SUPPLIED DATA:
■ ■ ■ ■

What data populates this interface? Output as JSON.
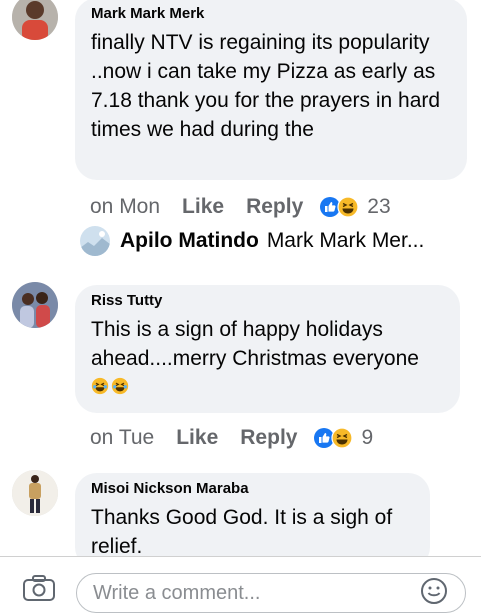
{
  "colors": {
    "bubble": "#f0f2f5",
    "meta_text": "#65676b",
    "like_blue": "#1877f2",
    "haha_yellow": "#f7b928"
  },
  "comments": [
    {
      "author": "Mark Mark Merk",
      "text": "finally NTV is regaining its popularity ..now i can take my Pizza as early as 7.18 thank you for the prayers in hard times we had during the",
      "time": "on Mon",
      "like_label": "Like",
      "reply_label": "Reply",
      "reactions": [
        "like-icon",
        "haha-icon"
      ],
      "reaction_count": "23"
    },
    {
      "author": "Riss Tutty",
      "text": "This is a sign of happy holidays ahead....merry Christmas everyone",
      "emojis": [
        "laughing-emoji",
        "laughing-emoji"
      ],
      "time": "on Tue",
      "like_label": "Like",
      "reply_label": "Reply",
      "reactions": [
        "like-icon",
        "haha-icon"
      ],
      "reaction_count": "9"
    },
    {
      "author": "Misoi Nickson Maraba",
      "text": "Thanks Good God. It is a sigh of relief."
    }
  ],
  "reply_preview": {
    "author": "Apilo Matindo",
    "snippet": "Mark Mark Mer..."
  },
  "composer": {
    "placeholder": "Write a comment...",
    "camera_icon": "camera-icon",
    "emoji_icon": "smiley-icon"
  }
}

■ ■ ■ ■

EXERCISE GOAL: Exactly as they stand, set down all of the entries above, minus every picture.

SOLUTION:
What data populates this interface? Output as JSON.
{
  "colors": {
    "bubble": "#f0f2f5",
    "meta_text": "#65676b",
    "like_blue": "#1877f2",
    "haha_yellow": "#f7b928"
  },
  "comments": [
    {
      "author": "Mark Mark Merk",
      "text": "finally NTV is regaining its popularity ..now i can take my Pizza as early as 7.18 thank you for the prayers in hard times we had during the",
      "time": "on Mon",
      "like_label": "Like",
      "reply_label": "Reply",
      "reactions": [
        "like-icon",
        "haha-icon"
      ],
      "reaction_count": "23"
    },
    {
      "author": "Riss Tutty",
      "text": "This is a sign of happy holidays ahead....merry Christmas everyone",
      "emojis": [
        "laughing-emoji",
        "laughing-emoji"
      ],
      "time": "on Tue",
      "like_label": "Like",
      "reply_label": "Reply",
      "reactions": [
        "like-icon",
        "haha-icon"
      ],
      "reaction_count": "9"
    },
    {
      "author": "Misoi Nickson Maraba",
      "text": "Thanks Good God. It is a sigh of relief."
    }
  ],
  "reply_preview": {
    "author": "Apilo Matindo",
    "snippet": "Mark Mark Mer..."
  },
  "composer": {
    "placeholder": "Write a comment...",
    "camera_icon": "camera-icon",
    "emoji_icon": "smiley-icon"
  }
}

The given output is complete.